This objection is worth considering – for any asset. In fact, it’s critical. We can determine the price of almost anything; that’s easy. The hard part is figuring out its value. From the founding of the U.S. until 1933, the dollar was defined as 1/20th of an ounce of gold. From 1933 to 1971, it was redefined as 1/35th of an ounce. After the 1971 dollar devaluation, the official price of the metal was raised to $42.22 – but that official number is meaningless, since nobody buys or sells the metal at that price. More importantly, people have gotten into the habit of giving the price of gold in dollars, rather than the value of the dollar in gold. But that’s another subject.
Here’s the crux of the argument. Before the creation of the Federal Reserve in 1913, a $20 bill was just a receipt for the deposit of one ounce of gold with the Treasury. The U.S. official money supply equated more or less with the amount of gold. Now, however, dollars are being created by the trillion, and nobody really knows how many more of them are going to be shazammed into existence.
It’s hard to determine the value of anything when the inch marks on your yardstick keep drifting closer and closer together.
“The smart money is long gone from gold.”
This is an interesting assertion that I find is based on nothing at all. Who really is the “smart money”? How do you really know that? And how do you know exactly what they own (except for, usually, many months after the fact) or what they plan on buying or selling? The fact is that very few billionaires (John Paulson perhaps being the best known of them) have declared a major position in the metal.
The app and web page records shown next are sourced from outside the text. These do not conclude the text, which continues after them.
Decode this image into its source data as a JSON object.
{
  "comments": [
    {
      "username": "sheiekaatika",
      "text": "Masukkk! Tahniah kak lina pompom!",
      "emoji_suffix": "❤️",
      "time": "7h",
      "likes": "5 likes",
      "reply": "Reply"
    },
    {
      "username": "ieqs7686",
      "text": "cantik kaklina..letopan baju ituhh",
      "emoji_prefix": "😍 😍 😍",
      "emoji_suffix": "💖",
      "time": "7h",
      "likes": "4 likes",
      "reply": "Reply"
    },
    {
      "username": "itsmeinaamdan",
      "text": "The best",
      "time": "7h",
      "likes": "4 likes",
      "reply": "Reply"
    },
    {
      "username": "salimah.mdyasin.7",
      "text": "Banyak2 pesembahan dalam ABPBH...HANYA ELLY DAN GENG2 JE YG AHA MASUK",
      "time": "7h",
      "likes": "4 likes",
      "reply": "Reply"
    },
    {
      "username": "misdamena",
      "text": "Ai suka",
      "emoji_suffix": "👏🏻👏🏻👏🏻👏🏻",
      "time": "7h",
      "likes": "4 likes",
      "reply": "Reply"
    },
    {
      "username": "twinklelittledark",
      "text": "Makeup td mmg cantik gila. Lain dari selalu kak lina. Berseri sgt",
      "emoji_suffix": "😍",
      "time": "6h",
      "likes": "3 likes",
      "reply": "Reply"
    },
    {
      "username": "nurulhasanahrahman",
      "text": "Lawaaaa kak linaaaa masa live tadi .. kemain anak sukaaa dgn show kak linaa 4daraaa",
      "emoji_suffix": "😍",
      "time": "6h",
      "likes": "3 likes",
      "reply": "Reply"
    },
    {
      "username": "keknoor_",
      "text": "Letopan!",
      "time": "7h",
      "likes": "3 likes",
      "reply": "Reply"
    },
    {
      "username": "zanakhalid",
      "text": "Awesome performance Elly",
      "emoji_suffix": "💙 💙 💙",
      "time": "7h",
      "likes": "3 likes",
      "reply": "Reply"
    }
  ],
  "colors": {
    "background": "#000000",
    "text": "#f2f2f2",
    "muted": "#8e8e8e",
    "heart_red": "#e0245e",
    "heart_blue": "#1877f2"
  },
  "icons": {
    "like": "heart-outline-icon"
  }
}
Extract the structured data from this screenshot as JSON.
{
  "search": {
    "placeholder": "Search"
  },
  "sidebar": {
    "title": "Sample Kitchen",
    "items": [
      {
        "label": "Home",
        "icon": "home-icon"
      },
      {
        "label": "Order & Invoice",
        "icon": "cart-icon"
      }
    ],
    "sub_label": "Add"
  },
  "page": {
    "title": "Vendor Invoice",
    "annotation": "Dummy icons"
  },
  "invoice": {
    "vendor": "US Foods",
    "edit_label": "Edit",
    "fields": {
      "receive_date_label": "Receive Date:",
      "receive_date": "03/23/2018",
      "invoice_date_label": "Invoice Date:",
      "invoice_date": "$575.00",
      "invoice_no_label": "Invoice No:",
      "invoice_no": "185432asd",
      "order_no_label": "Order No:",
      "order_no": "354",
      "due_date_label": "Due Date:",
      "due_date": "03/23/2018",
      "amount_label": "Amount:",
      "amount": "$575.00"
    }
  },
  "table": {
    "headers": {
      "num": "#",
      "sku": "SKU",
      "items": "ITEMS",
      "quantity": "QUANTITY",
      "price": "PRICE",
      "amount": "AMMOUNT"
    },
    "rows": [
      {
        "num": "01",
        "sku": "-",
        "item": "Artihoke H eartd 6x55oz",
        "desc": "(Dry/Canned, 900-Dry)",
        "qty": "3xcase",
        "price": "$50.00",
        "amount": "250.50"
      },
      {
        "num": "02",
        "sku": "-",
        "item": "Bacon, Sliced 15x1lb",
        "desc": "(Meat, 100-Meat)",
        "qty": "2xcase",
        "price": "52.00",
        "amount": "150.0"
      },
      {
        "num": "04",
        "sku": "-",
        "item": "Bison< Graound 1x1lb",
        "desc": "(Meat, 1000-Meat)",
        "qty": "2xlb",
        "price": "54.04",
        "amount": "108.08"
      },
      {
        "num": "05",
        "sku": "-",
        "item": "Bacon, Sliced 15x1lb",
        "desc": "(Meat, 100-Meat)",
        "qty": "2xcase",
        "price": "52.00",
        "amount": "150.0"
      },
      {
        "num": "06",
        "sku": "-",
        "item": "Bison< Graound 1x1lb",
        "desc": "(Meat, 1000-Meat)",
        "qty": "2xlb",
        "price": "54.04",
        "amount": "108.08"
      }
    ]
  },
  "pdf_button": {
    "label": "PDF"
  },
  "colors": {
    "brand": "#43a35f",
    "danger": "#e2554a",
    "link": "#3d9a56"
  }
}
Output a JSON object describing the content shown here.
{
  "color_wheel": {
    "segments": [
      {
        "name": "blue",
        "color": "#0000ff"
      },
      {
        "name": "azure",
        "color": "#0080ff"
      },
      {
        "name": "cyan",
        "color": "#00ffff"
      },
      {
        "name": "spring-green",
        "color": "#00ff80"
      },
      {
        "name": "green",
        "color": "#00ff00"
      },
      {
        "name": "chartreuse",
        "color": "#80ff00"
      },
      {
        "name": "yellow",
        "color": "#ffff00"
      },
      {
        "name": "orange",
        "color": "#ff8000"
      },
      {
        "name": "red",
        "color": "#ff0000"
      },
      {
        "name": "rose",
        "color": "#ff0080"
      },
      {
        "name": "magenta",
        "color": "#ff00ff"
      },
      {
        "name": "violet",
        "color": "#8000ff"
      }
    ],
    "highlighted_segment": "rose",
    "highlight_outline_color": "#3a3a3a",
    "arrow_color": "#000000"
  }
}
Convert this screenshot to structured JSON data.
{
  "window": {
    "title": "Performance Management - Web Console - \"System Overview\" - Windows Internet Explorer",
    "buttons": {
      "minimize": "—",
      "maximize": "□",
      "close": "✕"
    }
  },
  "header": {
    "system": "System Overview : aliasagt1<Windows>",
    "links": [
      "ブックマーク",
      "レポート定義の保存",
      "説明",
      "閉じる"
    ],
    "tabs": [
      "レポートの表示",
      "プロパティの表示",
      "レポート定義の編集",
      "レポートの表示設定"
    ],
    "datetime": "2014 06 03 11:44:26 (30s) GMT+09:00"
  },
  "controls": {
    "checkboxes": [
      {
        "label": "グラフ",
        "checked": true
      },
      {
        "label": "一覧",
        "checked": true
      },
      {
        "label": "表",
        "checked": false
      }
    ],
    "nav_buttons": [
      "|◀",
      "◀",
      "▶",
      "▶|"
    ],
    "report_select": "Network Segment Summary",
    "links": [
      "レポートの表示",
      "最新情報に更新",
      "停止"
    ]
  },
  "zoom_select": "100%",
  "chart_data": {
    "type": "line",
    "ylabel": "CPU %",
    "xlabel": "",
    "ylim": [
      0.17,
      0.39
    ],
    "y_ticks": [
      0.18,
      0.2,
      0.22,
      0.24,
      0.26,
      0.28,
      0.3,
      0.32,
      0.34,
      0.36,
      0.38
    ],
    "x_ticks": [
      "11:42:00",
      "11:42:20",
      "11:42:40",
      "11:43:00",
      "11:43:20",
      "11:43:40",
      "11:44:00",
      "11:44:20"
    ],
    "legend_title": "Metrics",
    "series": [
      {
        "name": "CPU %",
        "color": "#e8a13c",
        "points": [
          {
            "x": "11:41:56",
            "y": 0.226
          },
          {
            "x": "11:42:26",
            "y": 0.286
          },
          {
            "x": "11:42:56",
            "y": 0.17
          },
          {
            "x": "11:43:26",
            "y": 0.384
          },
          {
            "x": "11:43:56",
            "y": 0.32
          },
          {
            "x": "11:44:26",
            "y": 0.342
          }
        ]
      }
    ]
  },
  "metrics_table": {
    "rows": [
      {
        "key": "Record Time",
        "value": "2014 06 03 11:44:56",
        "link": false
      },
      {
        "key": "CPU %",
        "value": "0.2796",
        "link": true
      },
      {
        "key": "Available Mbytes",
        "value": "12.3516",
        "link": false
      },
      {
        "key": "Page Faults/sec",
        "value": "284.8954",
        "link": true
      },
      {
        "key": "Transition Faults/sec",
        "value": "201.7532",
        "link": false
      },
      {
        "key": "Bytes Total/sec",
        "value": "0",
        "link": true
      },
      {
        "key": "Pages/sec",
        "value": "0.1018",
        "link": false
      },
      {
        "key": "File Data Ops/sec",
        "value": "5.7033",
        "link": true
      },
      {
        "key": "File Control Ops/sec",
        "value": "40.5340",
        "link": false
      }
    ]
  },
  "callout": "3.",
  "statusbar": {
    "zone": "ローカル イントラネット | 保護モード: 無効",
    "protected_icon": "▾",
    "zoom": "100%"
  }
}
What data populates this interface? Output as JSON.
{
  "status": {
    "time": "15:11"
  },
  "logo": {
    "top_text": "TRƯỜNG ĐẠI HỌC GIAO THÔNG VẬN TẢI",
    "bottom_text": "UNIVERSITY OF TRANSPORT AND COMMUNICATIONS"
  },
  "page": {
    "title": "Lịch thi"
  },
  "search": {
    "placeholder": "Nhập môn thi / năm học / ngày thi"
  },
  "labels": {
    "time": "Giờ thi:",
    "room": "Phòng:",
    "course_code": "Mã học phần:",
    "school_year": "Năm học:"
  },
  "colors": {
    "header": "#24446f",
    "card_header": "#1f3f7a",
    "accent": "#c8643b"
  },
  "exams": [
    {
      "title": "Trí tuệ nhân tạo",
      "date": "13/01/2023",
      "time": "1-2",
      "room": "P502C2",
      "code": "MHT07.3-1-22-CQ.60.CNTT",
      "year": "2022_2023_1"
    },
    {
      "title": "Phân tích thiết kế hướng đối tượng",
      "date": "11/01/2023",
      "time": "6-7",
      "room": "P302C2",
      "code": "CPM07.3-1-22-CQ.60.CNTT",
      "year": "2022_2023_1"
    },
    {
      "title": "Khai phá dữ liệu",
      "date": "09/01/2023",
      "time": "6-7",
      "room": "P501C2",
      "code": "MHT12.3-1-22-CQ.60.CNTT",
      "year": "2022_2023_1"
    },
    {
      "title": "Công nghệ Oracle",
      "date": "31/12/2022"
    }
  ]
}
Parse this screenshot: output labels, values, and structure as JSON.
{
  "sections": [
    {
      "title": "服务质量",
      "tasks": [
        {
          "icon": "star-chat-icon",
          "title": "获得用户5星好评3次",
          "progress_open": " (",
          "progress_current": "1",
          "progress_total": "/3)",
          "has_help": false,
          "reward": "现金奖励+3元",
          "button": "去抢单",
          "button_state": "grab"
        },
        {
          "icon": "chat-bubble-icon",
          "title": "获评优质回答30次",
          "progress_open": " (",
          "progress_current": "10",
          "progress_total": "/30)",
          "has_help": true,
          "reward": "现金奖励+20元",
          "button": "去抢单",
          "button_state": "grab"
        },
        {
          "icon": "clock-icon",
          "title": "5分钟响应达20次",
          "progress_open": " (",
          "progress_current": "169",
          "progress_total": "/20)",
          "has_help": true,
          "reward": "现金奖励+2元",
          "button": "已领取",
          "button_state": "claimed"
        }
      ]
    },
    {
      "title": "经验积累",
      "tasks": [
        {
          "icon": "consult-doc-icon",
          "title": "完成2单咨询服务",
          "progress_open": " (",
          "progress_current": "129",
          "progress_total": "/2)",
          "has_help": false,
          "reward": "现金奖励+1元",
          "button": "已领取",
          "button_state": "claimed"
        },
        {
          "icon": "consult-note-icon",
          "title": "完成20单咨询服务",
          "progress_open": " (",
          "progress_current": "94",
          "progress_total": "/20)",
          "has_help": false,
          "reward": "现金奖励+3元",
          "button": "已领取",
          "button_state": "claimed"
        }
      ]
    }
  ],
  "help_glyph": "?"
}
Gold is only a tiny proportion of the financial world’s assets, both absolutely or relative to where it has been in the past:
“Gold is risky.”
Risk is largely a function of price. And, as a general rule, the higher the price, the higher the risk, simply because supply is likely to go up and demand down – leading to a lower price. So, yes, gold is riskier at $1,100 than it was at $700 or at $200. But even when it was at $35, there was a well-known financial commentator named Eliot Janeway (I always thought he was a fool and a blowhard) who was crowing that if the U.S. government didn’t support it at $35, it would fall to $8.
In any event, risk is relative. Stocks are very risky today. Bonds are ultrarisky. Real estate, at least in many major cities, is in a near mania. And the dollar, although it’s cyclically popular, is on its way to reaching its intrinsic value. In fact, stock, bonds, property, and the dollar are all in bubble territory.
Yes, gold is risky now. But it is actually much less risky than most alternatives.
“Gold pays no interest.”
This is kind of true. But only in the sense that a $100 bill pays no interest. You can get interest from anything that functions as money if it is lent out. Interest is the time premium of money. You will not get interest from either your $100 or your gold unless you lend them to someone. But both the dollars and the gold will earn interest if you lend them out. The problem is that once you make a loan (even to a bank, in the form of a savings account), you may not even get your principal back, much less the interest. And, of course, many banks around the world now pay negative interest for loaning them money – an absurd inversion of reality.
“Gold pays no dividends.”
Of course it doesn’t. It also doesn’t yield chocolate syrup. It’s a ridiculous objection, because only corporations pay dividends. It’s like expecting your Toyota in the driveway to pay a dividend, when only the corporation in Japan can do so. But if you want dividends related to gold, you can buy a successful gold mining stock.